However, this does not seem to be very strong reasoning. It seems difficult to accept that a works contract is exclusively a service contract. If one concedes that it is composite contract, then it readily follows that to tax the service element in a composite contract requires Constitutional Authority in the way it has been done for sales tax.
The majority conclusion in this case was written by the Hon’ble Technical Members (in a 3:2 majority) which categorically held that composite transactions involving supply of goods and provision of services were indeed leviable to service tax prior to 2007. One cannot help but note, with greatest of respect, that this is a rare instance of clear dichotomy of views between the Judicial and Technical members.
While the majority view would hold the field for the time being, in my humble opinion, it does not appear to satisfactorily address the fundamental objections raised by the minority judgment; viz.:
If Section 67 read with the Service Tax Valuation Rules provided for deduction of value of goods from the service tax taxable base, what was the need to provide for exemptions/ abatements under Section 93 of the Finance Act? Exemptions are in the nature of exceptions/largesse from the statutory mandate – if the statute itself envisaged the deduction, why resort to a largesse under Section 93; and
It is a fundamental principle of statutory interpretation that no portion of the statute should be rendered superfluous – if composite transactions were already covered under the pre-existing service tax categories, what was the need to introduce a new category along with a specific valuation provision?
Clearly, this is not the end of this story.

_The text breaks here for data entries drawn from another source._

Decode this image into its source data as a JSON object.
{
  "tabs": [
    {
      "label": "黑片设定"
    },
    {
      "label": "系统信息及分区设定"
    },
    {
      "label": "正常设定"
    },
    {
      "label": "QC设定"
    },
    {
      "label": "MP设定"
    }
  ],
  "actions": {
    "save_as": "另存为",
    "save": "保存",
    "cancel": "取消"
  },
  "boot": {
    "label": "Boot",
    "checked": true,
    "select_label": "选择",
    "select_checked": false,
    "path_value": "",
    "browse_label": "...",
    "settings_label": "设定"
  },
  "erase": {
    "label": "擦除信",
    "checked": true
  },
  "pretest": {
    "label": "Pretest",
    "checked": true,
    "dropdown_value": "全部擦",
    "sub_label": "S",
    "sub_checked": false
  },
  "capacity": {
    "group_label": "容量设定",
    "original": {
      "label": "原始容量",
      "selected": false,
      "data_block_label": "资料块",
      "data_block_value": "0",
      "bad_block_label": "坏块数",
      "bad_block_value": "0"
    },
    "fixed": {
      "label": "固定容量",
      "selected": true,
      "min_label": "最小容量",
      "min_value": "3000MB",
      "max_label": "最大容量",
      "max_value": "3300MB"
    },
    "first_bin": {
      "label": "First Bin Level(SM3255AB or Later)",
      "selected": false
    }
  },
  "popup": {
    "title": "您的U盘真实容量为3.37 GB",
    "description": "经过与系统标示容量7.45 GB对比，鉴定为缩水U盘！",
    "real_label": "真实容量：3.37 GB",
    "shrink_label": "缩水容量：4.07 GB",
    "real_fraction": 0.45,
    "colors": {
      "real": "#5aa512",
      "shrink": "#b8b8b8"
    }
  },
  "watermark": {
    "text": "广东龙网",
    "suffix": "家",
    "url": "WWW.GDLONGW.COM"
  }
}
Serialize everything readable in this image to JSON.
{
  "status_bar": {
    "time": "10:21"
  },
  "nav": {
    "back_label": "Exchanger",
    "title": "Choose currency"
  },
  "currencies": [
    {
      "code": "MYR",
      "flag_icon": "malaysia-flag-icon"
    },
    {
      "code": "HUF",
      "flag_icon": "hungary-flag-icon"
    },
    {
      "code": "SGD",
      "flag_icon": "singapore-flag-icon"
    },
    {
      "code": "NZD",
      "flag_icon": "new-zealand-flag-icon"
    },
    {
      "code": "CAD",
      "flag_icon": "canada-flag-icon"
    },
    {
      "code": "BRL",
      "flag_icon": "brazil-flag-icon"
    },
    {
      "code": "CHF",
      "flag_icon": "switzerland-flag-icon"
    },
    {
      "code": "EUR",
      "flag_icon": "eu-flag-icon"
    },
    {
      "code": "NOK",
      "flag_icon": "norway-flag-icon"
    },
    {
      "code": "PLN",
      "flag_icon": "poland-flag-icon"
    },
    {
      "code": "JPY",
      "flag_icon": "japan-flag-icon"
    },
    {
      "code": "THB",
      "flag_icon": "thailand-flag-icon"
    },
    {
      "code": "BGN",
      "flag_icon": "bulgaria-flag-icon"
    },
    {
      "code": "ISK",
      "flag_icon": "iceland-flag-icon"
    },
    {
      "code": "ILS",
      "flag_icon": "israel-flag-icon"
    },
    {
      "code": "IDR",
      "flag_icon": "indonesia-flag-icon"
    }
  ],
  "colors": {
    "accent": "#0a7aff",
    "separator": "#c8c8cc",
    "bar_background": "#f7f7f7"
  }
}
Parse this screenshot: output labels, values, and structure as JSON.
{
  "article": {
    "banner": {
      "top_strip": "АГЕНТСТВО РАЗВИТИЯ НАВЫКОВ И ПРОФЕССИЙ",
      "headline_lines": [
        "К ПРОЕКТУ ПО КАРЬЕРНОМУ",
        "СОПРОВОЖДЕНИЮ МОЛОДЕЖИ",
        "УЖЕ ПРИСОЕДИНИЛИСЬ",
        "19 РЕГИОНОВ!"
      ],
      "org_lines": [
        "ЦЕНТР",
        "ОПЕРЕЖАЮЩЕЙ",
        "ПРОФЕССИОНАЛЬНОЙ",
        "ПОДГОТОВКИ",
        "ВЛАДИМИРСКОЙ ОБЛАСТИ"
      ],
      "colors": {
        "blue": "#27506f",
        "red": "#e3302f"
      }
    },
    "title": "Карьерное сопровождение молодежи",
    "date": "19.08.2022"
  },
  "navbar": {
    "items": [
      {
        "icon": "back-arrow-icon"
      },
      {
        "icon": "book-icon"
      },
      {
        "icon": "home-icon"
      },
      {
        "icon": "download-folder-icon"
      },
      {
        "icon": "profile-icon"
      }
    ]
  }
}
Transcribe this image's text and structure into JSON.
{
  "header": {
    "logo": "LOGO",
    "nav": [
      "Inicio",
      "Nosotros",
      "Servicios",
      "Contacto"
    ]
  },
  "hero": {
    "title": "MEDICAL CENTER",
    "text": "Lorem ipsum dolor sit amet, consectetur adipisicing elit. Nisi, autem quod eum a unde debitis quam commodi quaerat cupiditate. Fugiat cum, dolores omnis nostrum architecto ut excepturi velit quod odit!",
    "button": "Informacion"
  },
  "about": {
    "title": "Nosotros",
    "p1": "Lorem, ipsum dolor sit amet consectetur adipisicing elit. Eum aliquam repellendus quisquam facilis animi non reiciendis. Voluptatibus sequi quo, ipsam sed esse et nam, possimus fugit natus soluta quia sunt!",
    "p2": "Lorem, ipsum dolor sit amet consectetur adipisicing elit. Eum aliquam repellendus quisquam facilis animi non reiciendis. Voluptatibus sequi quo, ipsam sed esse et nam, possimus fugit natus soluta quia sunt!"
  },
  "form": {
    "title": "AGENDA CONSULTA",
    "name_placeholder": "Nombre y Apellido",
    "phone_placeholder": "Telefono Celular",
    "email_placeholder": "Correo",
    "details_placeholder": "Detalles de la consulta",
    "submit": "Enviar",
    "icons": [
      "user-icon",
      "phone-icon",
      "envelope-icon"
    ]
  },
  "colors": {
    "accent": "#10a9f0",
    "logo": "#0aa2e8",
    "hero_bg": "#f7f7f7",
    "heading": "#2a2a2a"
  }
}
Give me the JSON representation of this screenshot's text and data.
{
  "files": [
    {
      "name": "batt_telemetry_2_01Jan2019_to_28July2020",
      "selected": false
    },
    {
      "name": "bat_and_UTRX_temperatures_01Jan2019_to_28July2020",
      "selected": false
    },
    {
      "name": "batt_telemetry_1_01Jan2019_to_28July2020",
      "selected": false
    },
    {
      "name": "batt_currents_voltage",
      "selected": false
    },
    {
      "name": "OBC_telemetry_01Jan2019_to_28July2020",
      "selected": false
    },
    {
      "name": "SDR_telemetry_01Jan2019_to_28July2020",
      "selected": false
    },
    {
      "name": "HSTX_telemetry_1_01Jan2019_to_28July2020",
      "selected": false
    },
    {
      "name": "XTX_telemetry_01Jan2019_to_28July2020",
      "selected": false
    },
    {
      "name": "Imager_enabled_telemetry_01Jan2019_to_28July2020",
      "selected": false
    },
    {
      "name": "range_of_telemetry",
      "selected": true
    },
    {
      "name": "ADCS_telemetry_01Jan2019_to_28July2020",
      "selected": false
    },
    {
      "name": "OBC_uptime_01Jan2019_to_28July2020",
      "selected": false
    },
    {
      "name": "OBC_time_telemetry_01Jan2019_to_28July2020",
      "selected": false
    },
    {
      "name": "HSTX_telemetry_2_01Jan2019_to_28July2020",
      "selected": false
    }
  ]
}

As noted in the order itself, this issue is already pending before the Hon’ble Supreme Court (in appeal against earlier CESTAT orders on this issue). For the sake of finality, the assessees would need to wait and watch as to how the Apex Court is going to decide on this matter.
[Source: Article published in Souvenir of National Tax Conference held at Ahmedabad on 11th and 12th July, 2015.]